"Student achievement and high graduation rates become important factors during the home selection process," Michael Mahon, president at HER Realtors, covering the Cincinnati, Dayton and Columbus markets in Ohio, said in a release. "Popular school districts further increase demand in subject communities leading to multiple offers and high competition amongst home buyers."
That translates into low volumes, say originators, examining a recent study, which suggests the majority of zip codes with good schools are unaffordable for homebuyers living on the country’s average wage.
According to the study by RealtyTrac, 65% of zip codes with good schools are out of reach for the average American.
"Neighborhoods with the ideal combination of good schools and relatively affordable home prices are very competitive for buyers," Lydia Creasey, associate broker with RE/MAX Alliance in Denver, said in a release. "At the very least, buyers in these markets need to be pro-active and act quickly as soon as a new home hits the market, and in some cases buyers in these neighborhoods have either had to settle for a less-updated or smaller home or increase their price range."
The study found that out of 1,923 zip codes with at least one good school (based on test scores), 1,192 were unaffordable for average American earners.
The cities with the highest number of unaffordable zip codes with good schools are Los Angeles (183), New York (158), San Francisco (77), Chicago (58), and San Diego (49).
The cities with the highest number of affordable zip codes with good schools are Chicago (172), Detroit (45), Phoenix (22), Miami (20) and Charlotte (17).
According to the study, the median home price in zip codes with good schools are almost double the median home price in zip codes with no good schools.

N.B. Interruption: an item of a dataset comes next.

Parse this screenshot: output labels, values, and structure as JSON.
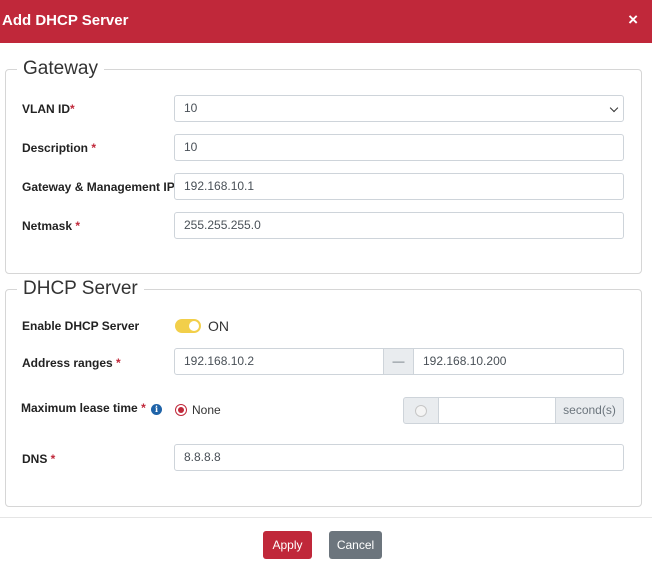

Housing in neighbourhoods with good schools is unaffordable for the average American and the aggressive competition for these homes is squeezing potential business.